Of course, you don’t have to be as Lawful Good as Picard, and it often feels like The Outer Worlds doesn’t want you to be. During conversations, specialized dialog options will routinely present themselves if you have a high enough level in that particular skill. For instance, you may be able to lie about the disturbing fertilization methods used by a community leader, or you could intimidate a guard into stepping aside and allowing you entry into a restricted area. These present unique solutions to challenging problems, though it does feel like it’s far too easy to talk your way out of situations.
There is no downside to using one of these specialized dialog options, as they will always be successful if your skill level is high enough.

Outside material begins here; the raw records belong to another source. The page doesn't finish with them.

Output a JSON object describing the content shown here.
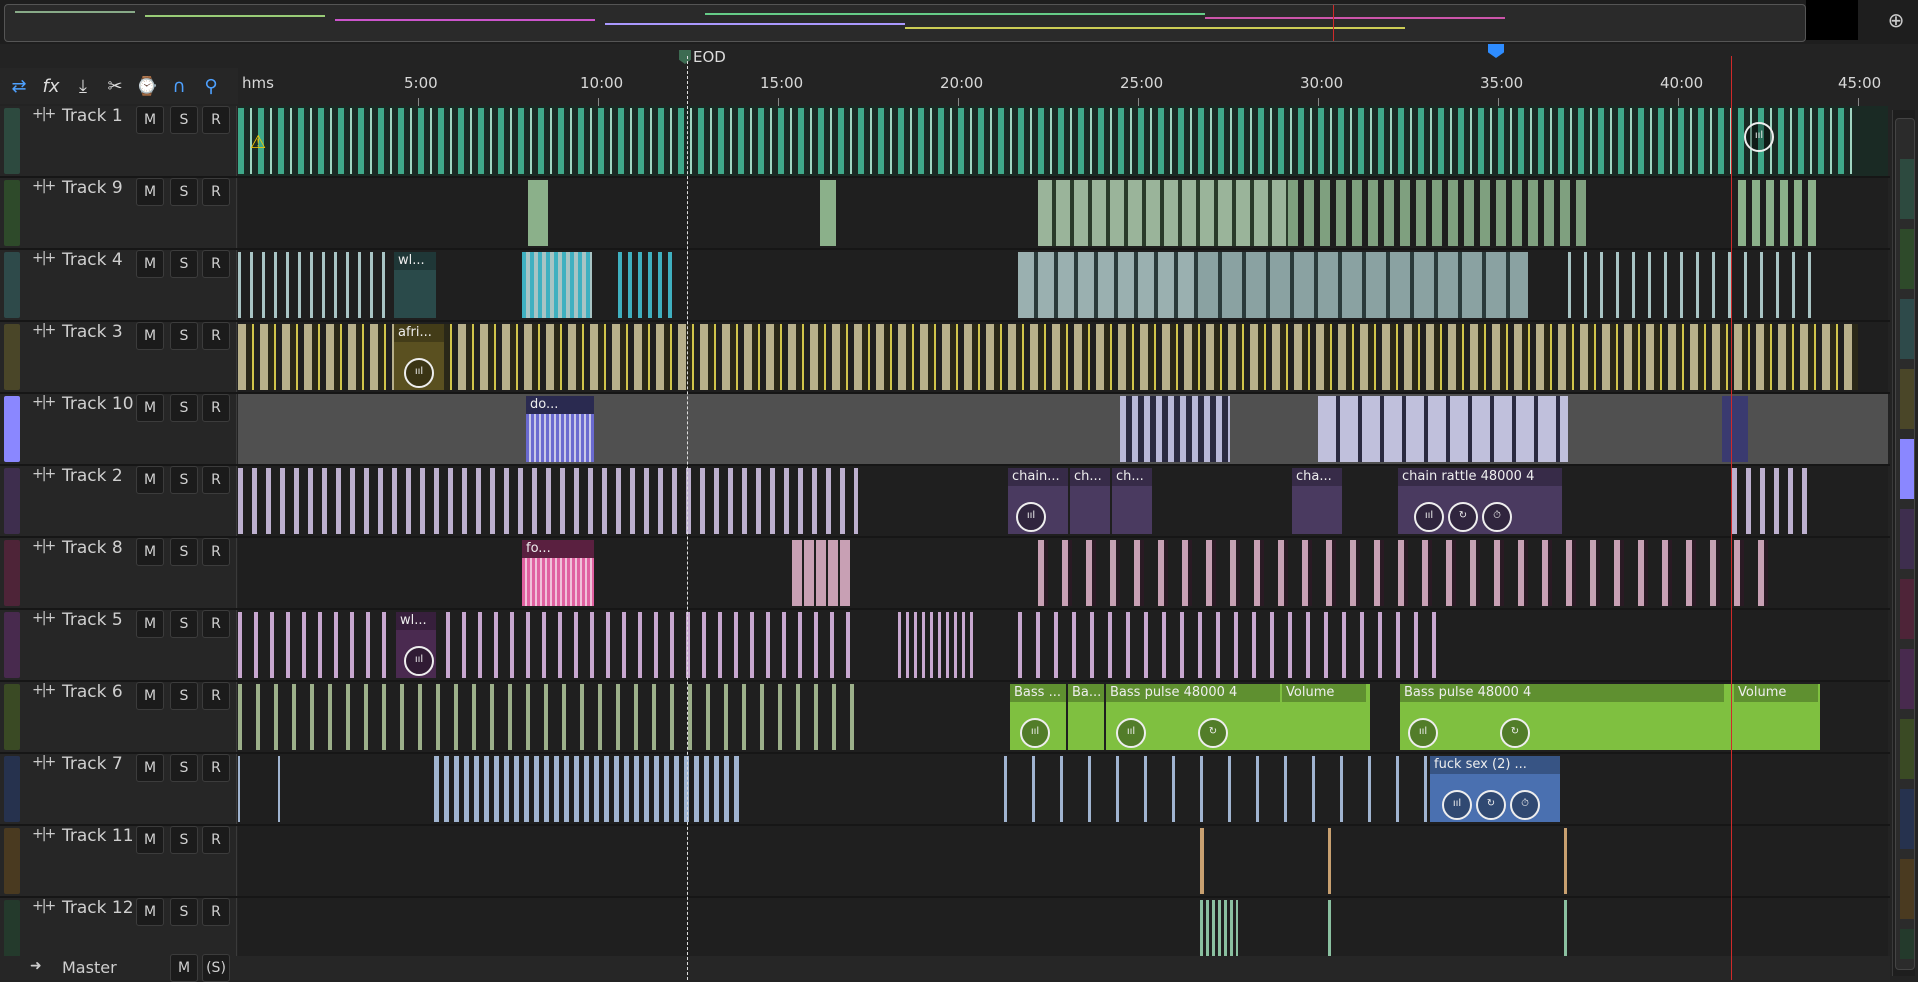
{
  "ruler": {
    "unit": "hms",
    "marks": [
      "5:00",
      "10:00",
      "15:00",
      "20:00",
      "25:00",
      "30:00",
      "35:00",
      "40:00",
      "45:00"
    ],
    "eod_label": "EOD"
  },
  "toolbar": {
    "icons": [
      "swap-icon",
      "fx-icon",
      "move-icon",
      "trim-icon",
      "stretch-icon",
      "magnet-icon",
      "pin-icon"
    ],
    "fx_label": "fx"
  },
  "colors": {
    "track_1": "#2d8a6b",
    "track_9": "#3a5a38",
    "track_4": "#355a5a",
    "track_3": "#6f6738",
    "track_10": "#8a87ff",
    "track_2": "#5b456e",
    "track_8": "#7a3a5a",
    "track_5": "#6d3f72",
    "track_6": "#5b7a2d",
    "track_7": "#344a72",
    "track_11": "#7a5a2d",
    "track_12": "#2d5a3f",
    "playhead": "#2e8cff",
    "time_cursor": "#d02a2a"
  },
  "track_buttons": {
    "mute": "M",
    "solo": "S",
    "record": "R"
  },
  "tracks": [
    {
      "name": "Track 1"
    },
    {
      "name": "Track 9"
    },
    {
      "name": "Track 4"
    },
    {
      "name": "Track 3"
    },
    {
      "name": "Track 10"
    },
    {
      "name": "Track 2"
    },
    {
      "name": "Track 8"
    },
    {
      "name": "Track 5"
    },
    {
      "name": "Track 6"
    },
    {
      "name": "Track 7"
    },
    {
      "name": "Track 11"
    },
    {
      "name": "Track 12"
    }
  ],
  "clip_labels": {
    "track_4_a": "wl...",
    "track_3_a": "afri...",
    "track_10_a": "do...",
    "track_2_a": "chain...",
    "track_2_b": "ch...",
    "track_2_c": "ch...",
    "track_2_d": "cha...",
    "track_2_e": "chain rattle 48000 4",
    "track_8_a": "fo...",
    "track_5_a": "wl...",
    "track_6_a": "Bass ...",
    "track_6_b": "Ba...",
    "track_6_c": "Bass pulse 48000 4",
    "track_6_c_extra": "Volume",
    "track_6_d": "Bass pulse 48000 4",
    "track_6_d_extra": "Volume",
    "track_7_a": "fuck sex (2) ..."
  },
  "master": {
    "name": "Master",
    "mute": "M",
    "solo": "(S)"
  }
}
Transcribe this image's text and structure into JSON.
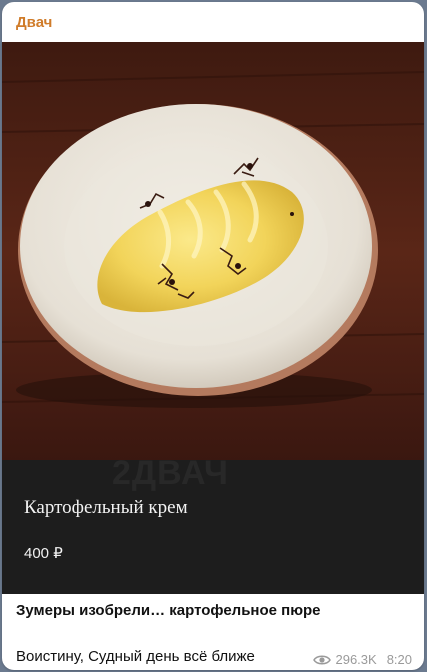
{
  "channel": {
    "name": "Двач",
    "name_color": "#d07c2a"
  },
  "media": {
    "watermark": "2ДВАЧ",
    "dish_title": "Картофельный крем",
    "price": "400 ₽"
  },
  "post": {
    "title": "Зумеры изобрели… картофельное пюре",
    "body": "Воистину, Судный день всё ближе",
    "views": "296.3K",
    "time": "8:20"
  },
  "icons": {
    "views": "eye-icon"
  }
}
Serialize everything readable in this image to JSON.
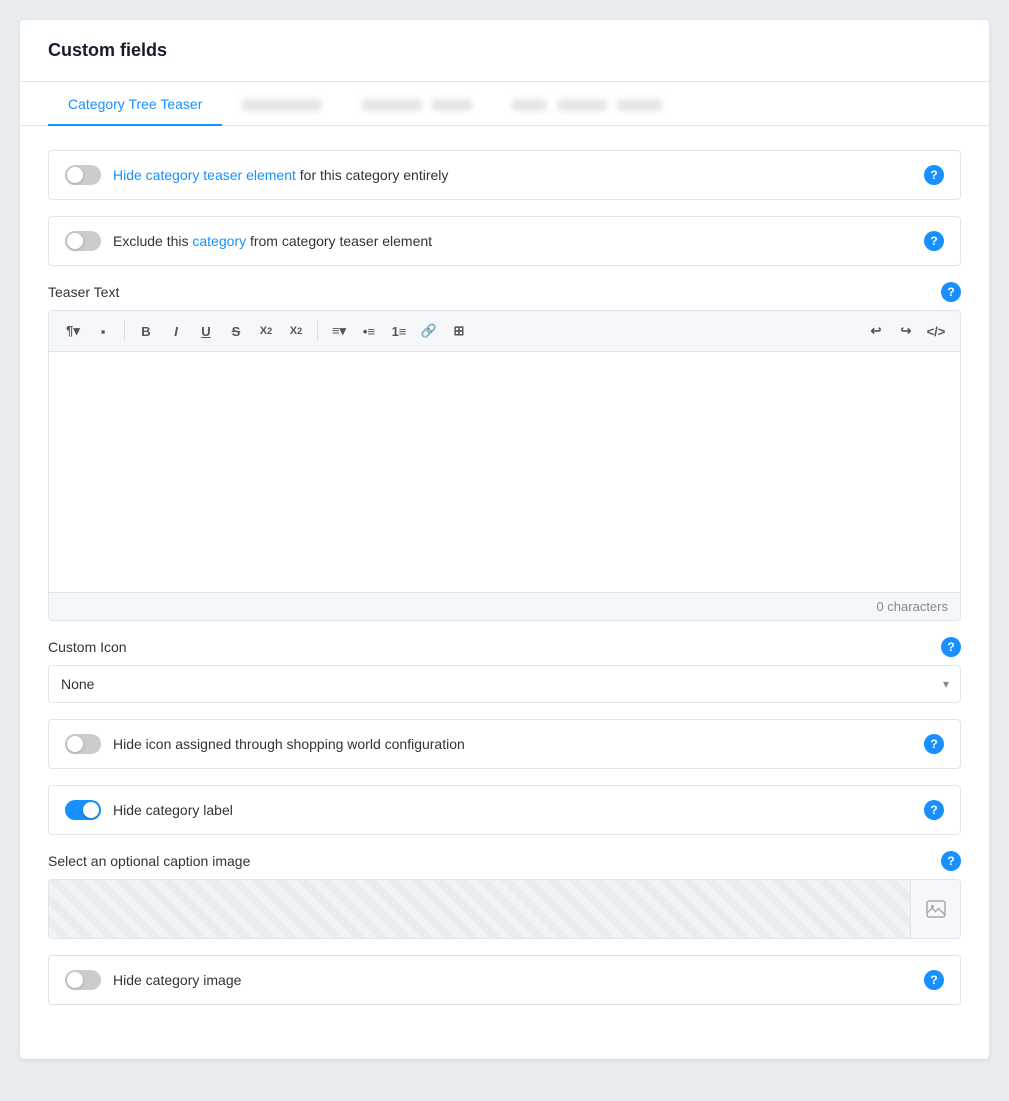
{
  "card": {
    "title": "Custom fields"
  },
  "tabs": [
    {
      "id": "tab1",
      "label": "Category Tree Teaser",
      "active": true
    },
    {
      "id": "tab2",
      "label": "",
      "blurred": true,
      "blurWidths": [
        80
      ]
    },
    {
      "id": "tab3",
      "label": "",
      "blurred": true,
      "blurWidths": [
        60,
        40
      ]
    },
    {
      "id": "tab4",
      "label": "",
      "blurred": true,
      "blurWidths": [
        35,
        50,
        45
      ]
    }
  ],
  "fields": {
    "hide_category_teaser": {
      "label": "Hide category teaser element",
      "label_suffix": " for this category entirely",
      "toggle_on": false
    },
    "exclude_category": {
      "label": "Exclude this category from category teaser element",
      "toggle_on": false
    },
    "teaser_text": {
      "label": "Teaser Text",
      "char_count": "0 characters"
    },
    "custom_icon": {
      "label": "Custom Icon",
      "select_value": "None",
      "select_options": [
        "None"
      ]
    },
    "hide_icon": {
      "label": "Hide icon assigned through shopping world configuration",
      "toggle_on": false
    },
    "hide_category_label": {
      "label": "Hide category label",
      "toggle_on": true
    },
    "caption_image": {
      "label": "Select an optional caption image"
    },
    "hide_category_image": {
      "label": "Hide category image",
      "toggle_on": false
    }
  },
  "toolbar": {
    "buttons": [
      "¶",
      "▪",
      "B",
      "I",
      "U",
      "S",
      "X²",
      "X₂",
      "≡",
      "•≡",
      "1≡",
      "🔗",
      "⊞"
    ]
  },
  "help": "?"
}
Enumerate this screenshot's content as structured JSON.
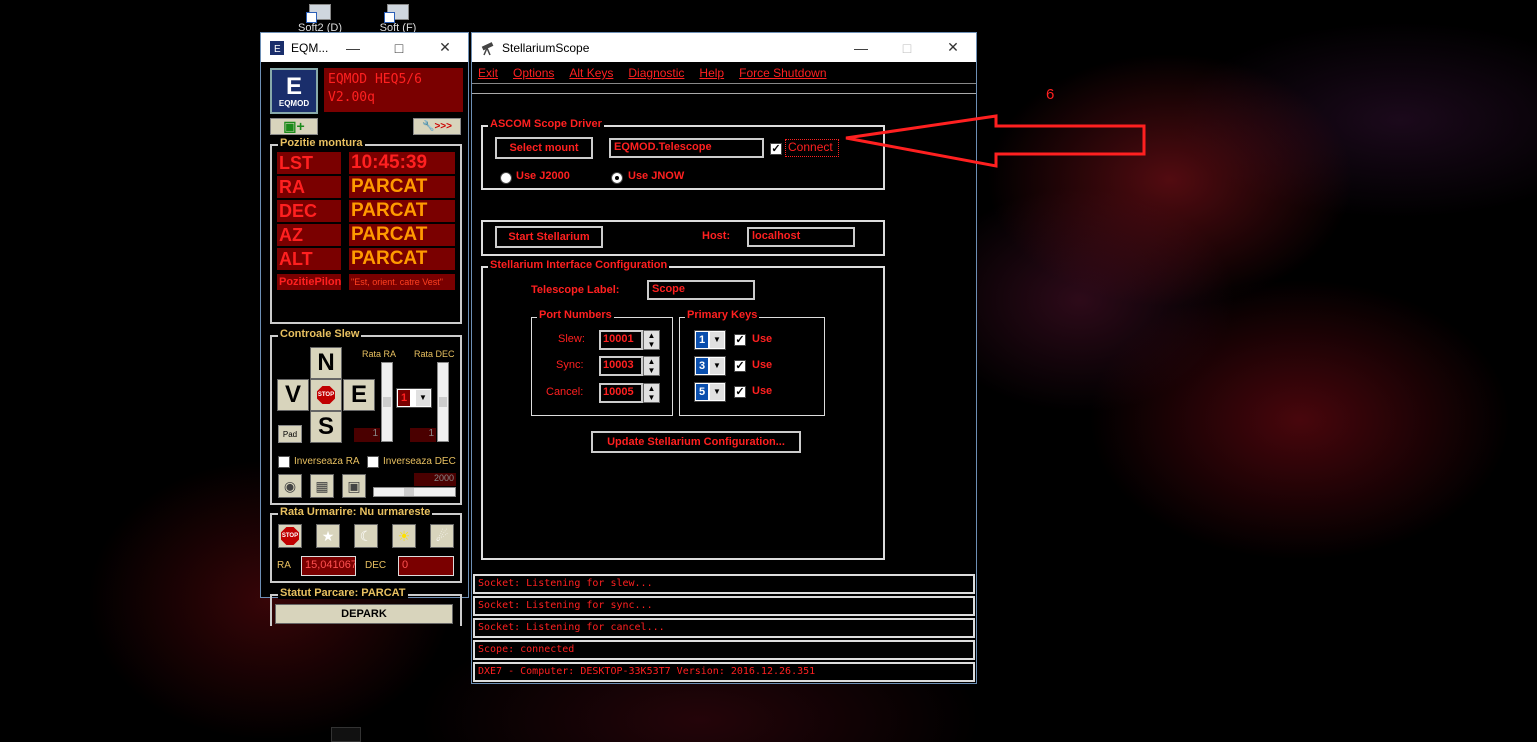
{
  "desktop": {
    "icons": [
      {
        "label": "Soft2 (D)"
      },
      {
        "label": "Soft (F)"
      }
    ],
    "annotation_number": "6",
    "colors": {
      "arrow": "#ff2020"
    }
  },
  "eqmod": {
    "window_title": "EQM...",
    "title_line1": "EQMOD HEQ5/6",
    "title_line2": "V2.00q",
    "logo_letter": "E",
    "logo_label": "EQMOD",
    "settings_btn_label": ">>>",
    "position": {
      "title": "Pozitie montura",
      "rows": [
        {
          "label": "LST",
          "value": "10:45:39"
        },
        {
          "label": "RA",
          "value": "PARCAT"
        },
        {
          "label": "DEC",
          "value": "PARCAT"
        },
        {
          "label": "AZ",
          "value": "PARCAT"
        },
        {
          "label": "ALT",
          "value": "PARCAT"
        }
      ],
      "pier_label": "PozitiePilon",
      "pier_value": "\"Est, orient. catre Vest\""
    },
    "slew": {
      "title": "Controale Slew",
      "n": "N",
      "s": "S",
      "e": "E",
      "w": "V",
      "stop": "STOP",
      "pad": "Pad",
      "rate_ra_label": "Rata RA",
      "rate_dec_label": "Rata DEC",
      "rate_combo_value": "1",
      "rate_ra_value": "1",
      "rate_dec_value": "1",
      "reverse_ra": "Inverseaza RA",
      "reverse_dec": "Inverseaza DEC",
      "slider_value": "2000"
    },
    "tracking": {
      "title": "Rata Urmarire: Nu urmareste",
      "stop": "STOP",
      "ra_label": "RA",
      "ra_value": "15,041067",
      "dec_label": "DEC",
      "dec_value": "0"
    },
    "park": {
      "title": "Statut Parcare: PARCAT",
      "button": "DEPARK"
    }
  },
  "stellarium": {
    "window_title": "StellariumScope",
    "menu": [
      "Exit",
      "Options",
      "Alt Keys",
      "Diagnostic",
      "Help",
      "Force Shutdown"
    ],
    "ascom": {
      "title": "ASCOM Scope Driver",
      "select_mount": "Select mount",
      "driver": "EQMOD.Telescope",
      "connect_label": "Connect",
      "connect_checked": true,
      "j2000": "Use J2000",
      "jnow": "Use JNOW",
      "selected_epoch": "JNOW"
    },
    "start": {
      "button": "Start Stellarium",
      "host_label": "Host:",
      "host_value": "localhost"
    },
    "interface": {
      "title": "Stellarium Interface Configuration",
      "telescope_label": "Telescope Label:",
      "telescope_value": "Scope",
      "ports_title": "Port Numbers",
      "ports": [
        {
          "label": "Slew:",
          "value": "10001"
        },
        {
          "label": "Sync:",
          "value": "10003"
        },
        {
          "label": "Cancel:",
          "value": "10005"
        }
      ],
      "keys_title": "Primary Keys",
      "keys": [
        {
          "value": "1",
          "use_label": "Use"
        },
        {
          "value": "3",
          "use_label": "Use"
        },
        {
          "value": "5",
          "use_label": "Use"
        }
      ],
      "update_button": "Update Stellarium Configuration..."
    },
    "status_lines": [
      "Socket: Listening for slew...",
      "Socket: Listening for sync...",
      "Socket: Listening for cancel...",
      "Scope: connected",
      "DXE7 - Computer: DESKTOP-33K53T7    Version: 2016.12.26.351"
    ]
  }
}
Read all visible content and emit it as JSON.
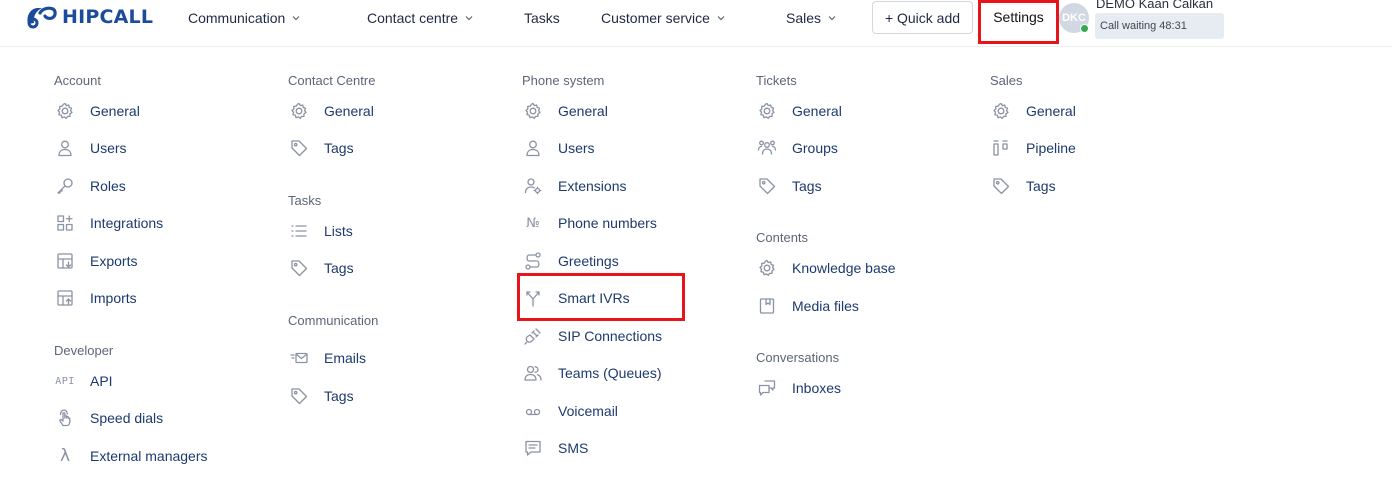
{
  "header": {
    "logo_text": "HIPCALL",
    "nav": [
      {
        "label": "Communication",
        "has_dropdown": true
      },
      {
        "label": "Contact centre",
        "has_dropdown": true
      },
      {
        "label": "Tasks",
        "has_dropdown": false
      },
      {
        "label": "Customer service",
        "has_dropdown": true
      },
      {
        "label": "Sales",
        "has_dropdown": true
      }
    ],
    "quick_add_label": "+ Quick add",
    "settings_label": "Settings",
    "user": {
      "initials": "DKC",
      "name": "DEMO Kaan Calkan",
      "call_status": "Call waiting 48:31"
    }
  },
  "menu": {
    "account": {
      "title": "Account",
      "items": [
        {
          "label": "General",
          "icon": "gear-icon"
        },
        {
          "label": "Users",
          "icon": "user-icon"
        },
        {
          "label": "Roles",
          "icon": "key-icon"
        },
        {
          "label": "Integrations",
          "icon": "integrations-icon"
        },
        {
          "label": "Exports",
          "icon": "export-icon"
        },
        {
          "label": "Imports",
          "icon": "import-icon"
        }
      ]
    },
    "developer": {
      "title": "Developer",
      "items": [
        {
          "label": "API",
          "icon": "api-icon",
          "icon_text": "API"
        },
        {
          "label": "Speed dials",
          "icon": "tap-icon"
        },
        {
          "label": "External managers",
          "icon": "lambda-icon",
          "icon_text": "λ"
        }
      ]
    },
    "contact_centre": {
      "title": "Contact Centre",
      "items": [
        {
          "label": "General",
          "icon": "gear-icon"
        },
        {
          "label": "Tags",
          "icon": "tag-icon"
        }
      ]
    },
    "tasks": {
      "title": "Tasks",
      "items": [
        {
          "label": "Lists",
          "icon": "list-icon"
        },
        {
          "label": "Tags",
          "icon": "tag-icon"
        }
      ]
    },
    "communication": {
      "title": "Communication",
      "items": [
        {
          "label": "Emails",
          "icon": "email-icon"
        },
        {
          "label": "Tags",
          "icon": "tag-icon"
        }
      ]
    },
    "phone_system": {
      "title": "Phone system",
      "items": [
        {
          "label": "General",
          "icon": "gear-icon"
        },
        {
          "label": "Users",
          "icon": "user-icon"
        },
        {
          "label": "Extensions",
          "icon": "user-gear-icon"
        },
        {
          "label": "Phone numbers",
          "icon": "number-sign-icon",
          "icon_text": "№"
        },
        {
          "label": "Greetings",
          "icon": "route-icon"
        },
        {
          "label": "Smart IVRs",
          "icon": "split-arrow-icon"
        },
        {
          "label": "SIP Connections",
          "icon": "plug-icon"
        },
        {
          "label": "Teams (Queues)",
          "icon": "team-icon"
        },
        {
          "label": "Voicemail",
          "icon": "voicemail-icon"
        },
        {
          "label": "SMS",
          "icon": "chat-icon"
        }
      ]
    },
    "tickets": {
      "title": "Tickets",
      "items": [
        {
          "label": "General",
          "icon": "gear-icon"
        },
        {
          "label": "Groups",
          "icon": "group-icon"
        },
        {
          "label": "Tags",
          "icon": "tag-icon"
        }
      ]
    },
    "contents": {
      "title": "Contents",
      "items": [
        {
          "label": "Knowledge base",
          "icon": "gear-icon"
        },
        {
          "label": "Media files",
          "icon": "media-icon"
        }
      ]
    },
    "conversations": {
      "title": "Conversations",
      "items": [
        {
          "label": "Inboxes",
          "icon": "inbox-chat-icon"
        }
      ]
    },
    "sales": {
      "title": "Sales",
      "items": [
        {
          "label": "General",
          "icon": "gear-icon"
        },
        {
          "label": "Pipeline",
          "icon": "pipeline-icon"
        },
        {
          "label": "Tags",
          "icon": "tag-icon"
        }
      ]
    }
  },
  "colors": {
    "brand": "#1b4b9b",
    "link_text": "#1d3a6e",
    "highlight": "#e8141a",
    "presence": "#36a852"
  }
}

Lying to someone, even if that person is a high-standing community member, won’t affect your faction reputation, and I never came across someone who responded to my intimidation methods by calling my bluff and attacking me. Given how many variables there are in The Outer Worlds’ quests, perhaps the addition of even more deviations from the common path presented would have been too much for Obsidian to implement. However, the lack of repercussions you face can be jarring after you’ve made a particularly cutting remark about someone who really didn’t deserve it.
While this element of The Outer Worlds may be over-simplified, I found myself able to overlook it as a result of the impressive complexity of its branching dialog. In terms of the game’s bigger picture, every action has a suitable reaction and the consequences of my decisions were always logical, even if they were often grim. It’s difficult being the middle-man of a bunch of colonized alien planets, and while I attempted to toe the line between citizens and the looming presence of the Board, doing so while also operating in my own self-interest presented various moral quandaries. In different playthroughs I attempted different solutions, and the stark contrast between the outcome of these solutions was impressive.
A game with as much player-choice as The Outer Worlds has the potential to leave a slew of loose ends behind when the credits roll, but Obsidian ensures that everything is impacted as it should be in your wake. As a result, your decisions feel crucial and important, with you leaving a real impact on each location you visit — for better and for worse. When citizens say that word has got around about your misadventures, you believe them, and it’s suitably depressing to return to a town that you’ve tarnished only for its desperate citizens to start attacking you as soon as you enter the door.
The Outer Worlds Review | The Final Verdict
For over 40 hours, The Outer Worlds allowed me to be a space cowboy with all the adventure, intrigue, and danger that came along with it. Planet-hopping throughout Halcyon is one of the best experiences I’ve had in a game in years, introducing me to a cast of sympathetic and interesting characters, throwing me into exciting gunfights, and inundating me with tough decisions to make. This is a must-play for RPG fans, and an absolutely vital game for Fallout fans.
The Outer Worlds review code provided by publisher. Played for review on PS4 Pro.